Colonial currency

Colonial and continental currency are actually quite common. You can often find this type of paper money at antique and curio stores, auctions, and online. The value of each piece depends on many factors including condition, year, and signature. These notes can range from tens to thousands of dollars.

Confederate paper currency

This is a popular form of U.S. currency for collectors, but a large majority of pieces are in poor shape or are fake. It may be difficult to find higher-quality examples because they are much rarer.

Misprinted paper currency

These pieces of U.S. currency are interesting because they are errors. Their value is placed on their condition, rarity, and severity of the error. As is common for auctions, they may not go for what you think they will. Bidders will have to create a budget and pay attention to how others are bidding to see if they can get a great deal.

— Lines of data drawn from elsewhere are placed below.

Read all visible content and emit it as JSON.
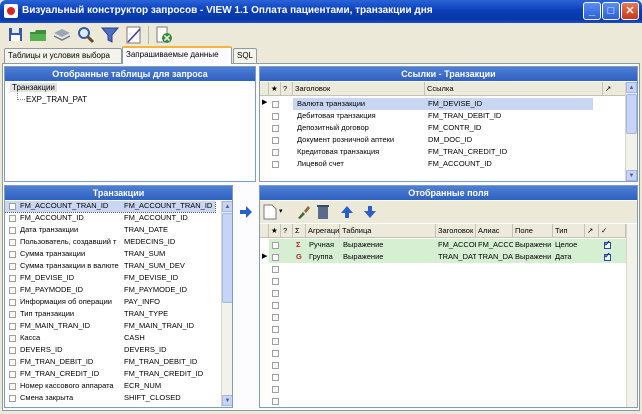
{
  "window": {
    "title": "Визуальный конструктор запросов - VIEW 1.1 Оплата пациентами, транзакции дня",
    "min_glyph": "_",
    "max_glyph": "□",
    "close_glyph": "✕"
  },
  "tabs": [
    {
      "label": "Таблицы и условия выбора"
    },
    {
      "label": "Запрашиваемые данные"
    },
    {
      "label": "SQL"
    }
  ],
  "selected_tables": {
    "header": "Отобранные таблицы для запроса",
    "root": "Транзакции",
    "child": "EXP_TRAN_PAT"
  },
  "links": {
    "header": "Ссылки - Транзакции",
    "col_star": "★",
    "col_q": "?",
    "col_title": "Заголовок",
    "col_ref": "Ссылка",
    "rows": [
      {
        "title": "Валюта транзакции",
        "ref": "FM_DEVISE_ID",
        "selected": true
      },
      {
        "title": "Дебитовая транзакция",
        "ref": "FM_TRAN_DEBIT_ID"
      },
      {
        "title": "Депозитный договор",
        "ref": "FM_CONTR_ID"
      },
      {
        "title": "Документ розничной аптеки",
        "ref": "DM_DOC_ID"
      },
      {
        "title": "Кредитовая транзакция",
        "ref": "FM_TRAN_CREDIT_ID"
      },
      {
        "title": "Лицевой счет",
        "ref": "FM_ACCOUNT_ID"
      }
    ]
  },
  "transactions": {
    "header": "Транзакции",
    "rows": [
      {
        "title": "FM_ACCOUNT_TRAN_ID",
        "field": "FM_ACCOUNT_TRAN_ID",
        "selected": true
      },
      {
        "title": "FM_ACCOUNT_ID",
        "field": "FM_ACCOUNT_ID"
      },
      {
        "title": "Дата транзакции",
        "field": "TRAN_DATE"
      },
      {
        "title": "Пользователь, создавший т",
        "field": "MEDECINS_ID"
      },
      {
        "title": "Сумма транзакции",
        "field": "TRAN_SUM"
      },
      {
        "title": "Сумма транзакции в валюте",
        "field": "TRAN_SUM_DEV"
      },
      {
        "title": "FM_DEVISE_ID",
        "field": "FM_DEVISE_ID"
      },
      {
        "title": "FM_PAYMODE_ID",
        "field": "FM_PAYMODE_ID"
      },
      {
        "title": "Информация об операции",
        "field": "PAY_INFO"
      },
      {
        "title": "Тип транзакции",
        "field": "TRAN_TYPE"
      },
      {
        "title": "FM_MAIN_TRAN_ID",
        "field": "FM_MAIN_TRAN_ID"
      },
      {
        "title": "Касса",
        "field": "CASH"
      },
      {
        "title": "DEVERS_ID",
        "field": "DEVERS_ID"
      },
      {
        "title": "FM_TRAN_DEBIT_ID",
        "field": "FM_TRAN_DEBIT_ID"
      },
      {
        "title": "FM_TRAN_CREDIT_ID",
        "field": "FM_TRAN_CREDIT_ID"
      },
      {
        "title": "Номер кассового аппарата",
        "field": "ECR_NUM"
      },
      {
        "title": "Смена закрыта",
        "field": "SHIFT_CLOSED"
      }
    ]
  },
  "selected_fields": {
    "header": "Отобранные поля",
    "cols": {
      "star": "★",
      "q": "?",
      "sigma": "Σ",
      "agg": "Агрегация",
      "table": "Таблица",
      "title": "Заголовок",
      "alias": "Алиас",
      "field": "Поле",
      "type": "Тип"
    },
    "rows": [
      {
        "sigma": "Σ",
        "agg": "Ручная",
        "table": "Выражение",
        "title": "FM_ACCOL",
        "alias": "FM_ACCOL",
        "field": "Выражени",
        "type": "Целое",
        "checked": true
      },
      {
        "sigma": "G",
        "agg": "Группа",
        "table": "Выражение",
        "title": "TRAN_DAT",
        "alias": "TRAN_DAT",
        "field": "Выражени",
        "type": "Дата",
        "checked": true
      }
    ]
  },
  "colors": {
    "header_blue": "#2f61c0",
    "row_green": "#d6efd2",
    "row_selected": "#c8d6f2"
  }
}
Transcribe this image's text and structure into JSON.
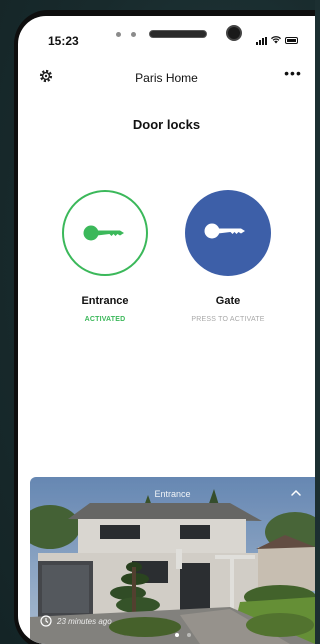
{
  "status_bar": {
    "time": "15:23"
  },
  "header": {
    "home_name": "Paris Home",
    "more_label": "•••"
  },
  "page": {
    "title": "Door locks"
  },
  "locks": [
    {
      "name": "Entrance",
      "status": "ACTIVATED",
      "state": "activated",
      "icon": "key-icon",
      "color": "#3bb85a"
    },
    {
      "name": "Gate",
      "status": "PRESS TO ACTIVATE",
      "state": "inactive",
      "icon": "key-icon",
      "color": "#3d5fa8"
    }
  ],
  "camera": {
    "label": "Entrance",
    "last_update": "23 minutes ago",
    "pages": 2,
    "active_page": 1
  },
  "colors": {
    "accent_green": "#3bb85a",
    "accent_blue": "#3d5fa8",
    "background": "#1c2f31"
  }
}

Coin currency

Coins are extremely popular with collectors and are often found at auctions as well. People find that many types of coins are simply interesting, no matter their value. Some of the most well-known examples of collectible coins include Lincoln wheat pennies, Mercury dimes, buffalo nickels, Washington quarters, gold coins, Morgan silver dollars, commemorative coins, and misprints. As is true for paper currency, U.S. coins are valued on their quality, rarity, collectibility, intrinsic value, and face value. If you are a coin collector, check out estate auction catalogs to see if there is anything you are interested in available.

Are you looking for U.S. currency at auction?

At High Plains Auctioneers, we offer a variety of auctions throughout the year, many of which include currency collections. To see if we have anything that may interest you, call us at (806) 244-6776 or Send Us an Email for more information. You can also check out our Upcoming Auctions to see what we will have available.